The accusations and counter accusations from the two principal actors in the unfolding bribery drama have kept many Nigerians wondering about the kind of leaders and representatives they have. If Femi Otedola, a friend of Government and an associate of the President could admit offering a bribe and if Farouk Lawan, a trusted member of the legislature admitted that he took a bribe, it says a lot about the country.
Otedola made claims that Lawan demanded the bribe in order to remove his company from the list of those to be indicted in the oil subsidy scam that rocked the nation earlier in the year.
The billionaire businessman’s claim was that since he knew his company did not break any law, he called in law enforcement agents who advised him to play along in order to have evidence with which the lawmaker could be nailed at the appropriate time.
Otedola stated that Honourable Lawan collected $500,000 in cash while the secretary of the ad hoc committee that carried out the probe, Boniface Emenalo, collected $120,000 in two installments of $20,000 and $100,000 respectively.
Otedola also made it known that the money that was given to Lawan was got from the State Security Service (SSS).
Surprisingly, Lawan who had denied taking the bribe in an earlier statement recanted and disclosed that he actually collected money from the oil magnate. Lawan however said he accepted the money to expose the businessman. Lawan also claimed that he informed the police and members of the House of Reps about the issue.
Lawan also alleged that the Secretary of the Committee, Boniface Emenalo told him that Otedola offered him $ 100,000 whereas Otedola alleged that Emenalo collected $ 120,000 from him.
The tide however seems to have turned against the lawmaker as he remains the subject at the centre of the bribery saga.
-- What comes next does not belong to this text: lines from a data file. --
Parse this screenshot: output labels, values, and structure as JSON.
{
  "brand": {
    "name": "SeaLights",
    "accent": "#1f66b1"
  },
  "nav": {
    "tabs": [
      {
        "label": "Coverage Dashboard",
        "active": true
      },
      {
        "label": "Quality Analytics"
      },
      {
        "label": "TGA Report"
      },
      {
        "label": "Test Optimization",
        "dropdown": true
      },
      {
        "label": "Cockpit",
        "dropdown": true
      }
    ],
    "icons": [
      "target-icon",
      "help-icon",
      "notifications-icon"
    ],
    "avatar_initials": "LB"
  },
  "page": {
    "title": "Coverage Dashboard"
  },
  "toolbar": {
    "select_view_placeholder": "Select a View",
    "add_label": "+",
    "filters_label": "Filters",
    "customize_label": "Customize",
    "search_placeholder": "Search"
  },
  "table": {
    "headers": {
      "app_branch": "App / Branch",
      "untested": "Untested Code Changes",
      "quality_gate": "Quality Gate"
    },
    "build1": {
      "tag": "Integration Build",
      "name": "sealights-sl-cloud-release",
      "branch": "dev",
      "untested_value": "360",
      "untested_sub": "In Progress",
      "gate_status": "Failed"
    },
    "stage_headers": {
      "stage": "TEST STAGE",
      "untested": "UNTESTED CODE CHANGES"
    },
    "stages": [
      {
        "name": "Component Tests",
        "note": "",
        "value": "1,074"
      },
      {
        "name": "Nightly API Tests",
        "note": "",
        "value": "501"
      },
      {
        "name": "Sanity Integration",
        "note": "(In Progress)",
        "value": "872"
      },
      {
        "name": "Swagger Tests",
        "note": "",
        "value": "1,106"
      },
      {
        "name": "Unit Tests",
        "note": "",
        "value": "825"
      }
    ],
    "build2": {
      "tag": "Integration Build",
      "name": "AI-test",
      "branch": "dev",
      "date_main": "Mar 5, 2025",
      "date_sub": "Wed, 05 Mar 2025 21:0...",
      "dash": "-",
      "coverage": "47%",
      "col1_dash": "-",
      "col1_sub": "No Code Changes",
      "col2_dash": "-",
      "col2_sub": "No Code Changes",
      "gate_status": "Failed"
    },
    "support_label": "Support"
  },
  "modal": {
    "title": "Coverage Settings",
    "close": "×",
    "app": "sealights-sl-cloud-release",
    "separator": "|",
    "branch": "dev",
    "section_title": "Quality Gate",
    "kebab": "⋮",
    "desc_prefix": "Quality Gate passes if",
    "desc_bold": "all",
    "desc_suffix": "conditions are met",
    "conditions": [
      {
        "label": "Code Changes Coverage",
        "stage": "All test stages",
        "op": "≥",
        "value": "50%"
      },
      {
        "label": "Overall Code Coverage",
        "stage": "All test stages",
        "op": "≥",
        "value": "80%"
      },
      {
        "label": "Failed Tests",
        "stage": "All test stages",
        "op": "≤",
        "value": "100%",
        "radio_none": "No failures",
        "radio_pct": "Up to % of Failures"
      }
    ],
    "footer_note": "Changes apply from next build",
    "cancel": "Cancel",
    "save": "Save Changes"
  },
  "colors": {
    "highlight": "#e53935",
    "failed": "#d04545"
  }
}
A fresh N 11 billion bribery allegation has also come up.
The Fresh N 11 Billion Allegation!
While the $ 620,000 allegation is still generating hues and cries, police authorities are already looking into another allegation of N 11 billion. Oil marketing companies were alleged to have paid some members of the ad hoc committee. Though the police are keeping sealed lips on the matter, it is already being said in hushed tones that some marketers had “settled” in order to be absolved of blames by the committee.
It came as a surprise to many that a former President whose 8 years in office were fraught with various allegations of monumental corruption could have the effrontery to describe the House of Reps as a collection of armed robbers. Alas, Farouk Lawan seems to have proved that the former President has a point.
Unfortunately, the point has been scored in favour of the oil cabal. Thanks to the allegation of fraud, the report of the fuel subsidy probe might never see the light of the day and even if it does, it will be dismissed as warped, since the Chairman of the committee that wrote it has been smeared.
Honourable Farouk Lawan’s reputation as one of the most credible members of the House has obviously suffered a big stain. On the long run, the stain may affect his 2015 Governorship ambition which has been a topic for discussion in his home state before now.
The biggest losers however are the ordinary Nigerians who fought against the removal of fuel subsidy, some losing sweat and blood in the process.
N 3.3 trillion of the country’s resources, which could have been channelled into other things to better the country’s lot might end up being unaccounted for.
Like most investigations in the past, this too may end nowhere, thus leaving Nigerians as the victims.
The Federal House of Reps too features prominently among the losers. No matter what step the House takes, it has lost some credibility. Though the leadership has made it clear that the embattled Committee Chairman is on his own, he sure belongs to a political party and the reputation of his party too will be spoken about in the scandal.
A Plot Within A Plot?
There is a likelihood that some members of the House will rise to protect Hon Lawan as well as the image of the party he represents. The cover up starts from there.
Findings have also revealed that long before now, members of the “oil cabal” had been looking for ways of wriggling out of the fuel subsidy scandal. There have also been several indications that the report of the probe will have very little consequence, if it has any on those indicted.
A similar scandal trailed the Ndudi Elumelu panel that probed the billions invested in Nigeria’s power sector. Before the panel could submit its report, it was alleged that members had been compromised. The EFCC waded in and questioned a number of people.
Though the report itself indicted highly placed individuals, including former President Obasanjo, the reports ended up being nullified by a report review committee. Some of those indicted are still holding elective offices.
Ironically, while Nigerians are crying for prosecution of corrupt officials, it is evident that many have forgotten that the EFCC Act gives room for plea bargaining, thus, making it easy for offenders to get away with light punishment.